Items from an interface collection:
·····

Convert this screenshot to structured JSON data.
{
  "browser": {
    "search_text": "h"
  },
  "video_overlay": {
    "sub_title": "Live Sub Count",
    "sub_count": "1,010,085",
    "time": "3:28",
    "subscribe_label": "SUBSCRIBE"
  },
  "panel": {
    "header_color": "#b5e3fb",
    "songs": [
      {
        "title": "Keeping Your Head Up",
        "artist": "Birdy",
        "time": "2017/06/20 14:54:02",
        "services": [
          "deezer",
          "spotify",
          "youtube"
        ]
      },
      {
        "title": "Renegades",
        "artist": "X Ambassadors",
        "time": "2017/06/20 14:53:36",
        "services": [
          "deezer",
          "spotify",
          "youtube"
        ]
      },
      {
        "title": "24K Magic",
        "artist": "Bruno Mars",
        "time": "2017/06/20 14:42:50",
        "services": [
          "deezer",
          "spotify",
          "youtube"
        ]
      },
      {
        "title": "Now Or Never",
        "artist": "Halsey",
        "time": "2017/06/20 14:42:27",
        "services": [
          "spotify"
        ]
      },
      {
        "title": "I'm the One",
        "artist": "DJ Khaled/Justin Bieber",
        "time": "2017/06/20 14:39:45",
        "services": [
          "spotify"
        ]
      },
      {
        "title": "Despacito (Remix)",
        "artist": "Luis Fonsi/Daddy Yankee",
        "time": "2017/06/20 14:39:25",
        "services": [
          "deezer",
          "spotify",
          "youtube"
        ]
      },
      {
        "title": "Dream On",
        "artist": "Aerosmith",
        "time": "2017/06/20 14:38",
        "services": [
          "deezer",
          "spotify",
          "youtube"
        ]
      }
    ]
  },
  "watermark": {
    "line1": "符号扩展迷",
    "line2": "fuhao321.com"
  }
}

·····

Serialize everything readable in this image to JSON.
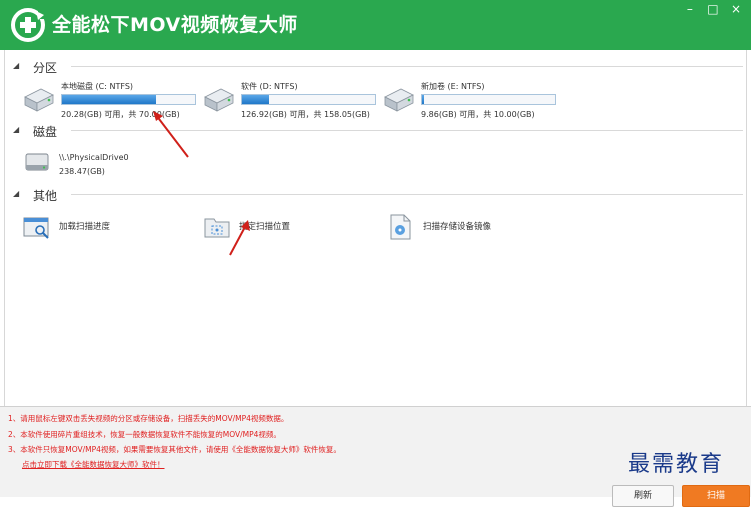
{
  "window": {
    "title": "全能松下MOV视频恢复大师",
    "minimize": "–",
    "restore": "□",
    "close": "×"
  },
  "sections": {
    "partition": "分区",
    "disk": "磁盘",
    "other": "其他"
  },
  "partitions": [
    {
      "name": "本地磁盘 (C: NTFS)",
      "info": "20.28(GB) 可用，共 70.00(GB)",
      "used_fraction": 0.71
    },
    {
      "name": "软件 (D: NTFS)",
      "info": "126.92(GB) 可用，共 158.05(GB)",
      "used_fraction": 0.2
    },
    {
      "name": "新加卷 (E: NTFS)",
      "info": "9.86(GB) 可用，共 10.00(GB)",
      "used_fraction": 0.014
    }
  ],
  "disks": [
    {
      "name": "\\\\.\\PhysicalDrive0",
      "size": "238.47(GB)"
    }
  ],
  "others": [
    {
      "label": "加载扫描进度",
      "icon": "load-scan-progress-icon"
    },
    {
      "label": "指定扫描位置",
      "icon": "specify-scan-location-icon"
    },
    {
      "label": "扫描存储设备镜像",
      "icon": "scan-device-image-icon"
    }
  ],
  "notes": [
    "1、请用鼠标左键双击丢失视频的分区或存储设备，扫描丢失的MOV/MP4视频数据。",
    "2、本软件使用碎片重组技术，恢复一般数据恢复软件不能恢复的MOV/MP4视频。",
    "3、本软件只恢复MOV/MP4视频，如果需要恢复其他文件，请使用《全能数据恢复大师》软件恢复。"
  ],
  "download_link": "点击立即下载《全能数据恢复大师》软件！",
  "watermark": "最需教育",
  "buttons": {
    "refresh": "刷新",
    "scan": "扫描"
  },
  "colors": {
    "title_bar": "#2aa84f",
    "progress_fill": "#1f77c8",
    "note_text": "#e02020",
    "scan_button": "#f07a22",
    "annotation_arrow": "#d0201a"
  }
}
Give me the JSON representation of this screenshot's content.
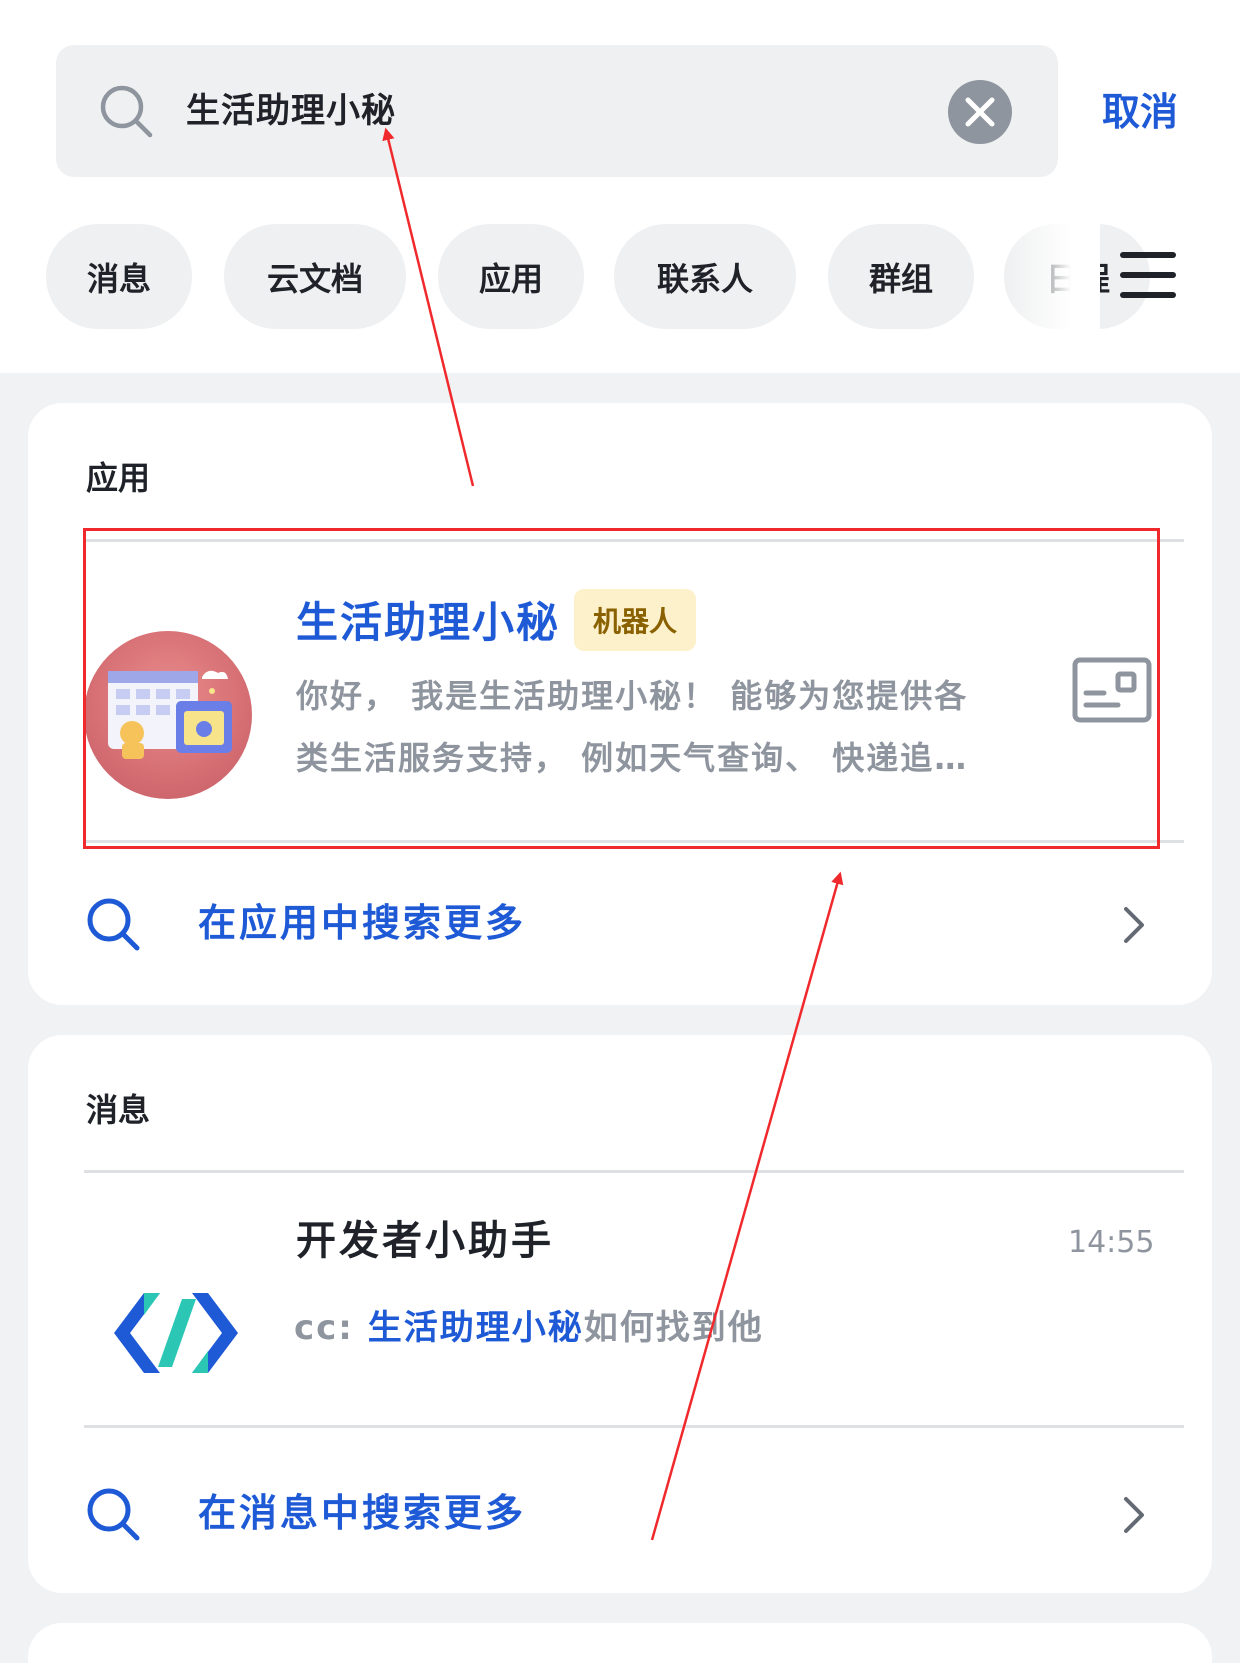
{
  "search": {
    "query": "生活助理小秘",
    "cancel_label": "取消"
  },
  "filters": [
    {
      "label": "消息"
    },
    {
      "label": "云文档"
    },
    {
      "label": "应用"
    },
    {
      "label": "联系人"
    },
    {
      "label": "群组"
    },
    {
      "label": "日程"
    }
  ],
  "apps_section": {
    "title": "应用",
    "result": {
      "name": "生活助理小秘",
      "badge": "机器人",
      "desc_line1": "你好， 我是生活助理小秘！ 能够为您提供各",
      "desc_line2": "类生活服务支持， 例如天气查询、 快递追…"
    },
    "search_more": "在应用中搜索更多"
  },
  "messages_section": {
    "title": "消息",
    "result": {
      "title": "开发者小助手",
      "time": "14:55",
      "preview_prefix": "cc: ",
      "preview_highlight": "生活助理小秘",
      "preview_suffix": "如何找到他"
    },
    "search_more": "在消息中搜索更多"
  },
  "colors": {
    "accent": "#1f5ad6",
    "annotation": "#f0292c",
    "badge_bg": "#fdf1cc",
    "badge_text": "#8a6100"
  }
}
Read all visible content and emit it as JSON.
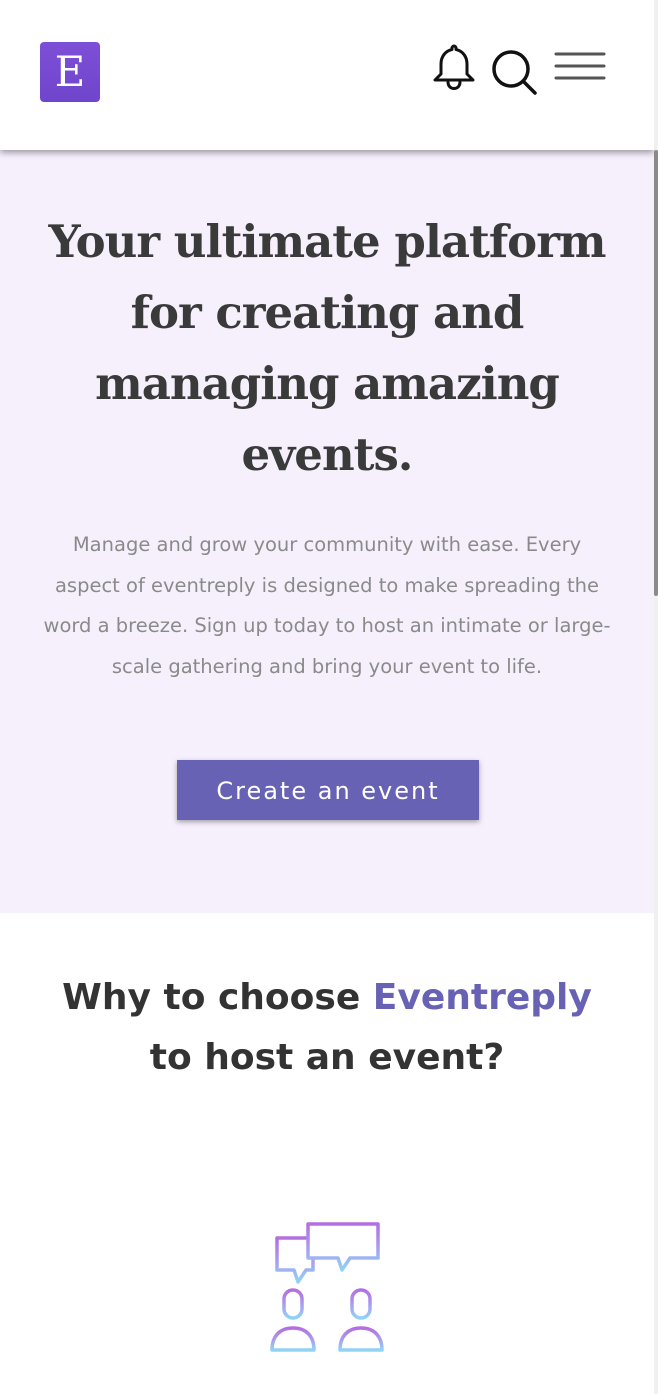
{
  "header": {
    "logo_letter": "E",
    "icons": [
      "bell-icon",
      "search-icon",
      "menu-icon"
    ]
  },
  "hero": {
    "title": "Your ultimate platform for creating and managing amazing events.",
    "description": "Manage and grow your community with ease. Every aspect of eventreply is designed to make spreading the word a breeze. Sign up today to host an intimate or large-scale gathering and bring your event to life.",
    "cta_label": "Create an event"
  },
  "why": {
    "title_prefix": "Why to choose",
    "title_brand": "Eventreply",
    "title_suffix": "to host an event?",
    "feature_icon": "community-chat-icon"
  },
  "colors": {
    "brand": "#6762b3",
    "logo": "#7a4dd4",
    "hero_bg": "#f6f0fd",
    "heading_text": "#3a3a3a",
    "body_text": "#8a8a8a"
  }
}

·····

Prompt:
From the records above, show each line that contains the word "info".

Output of the task:
      "info": "20.28(GB) 可用，共 70.00(GB)",
      "info": "126.92(GB) 可用，共 158.05(GB)",
      "info": "9.86(GB) 可用，共 10.00(GB)",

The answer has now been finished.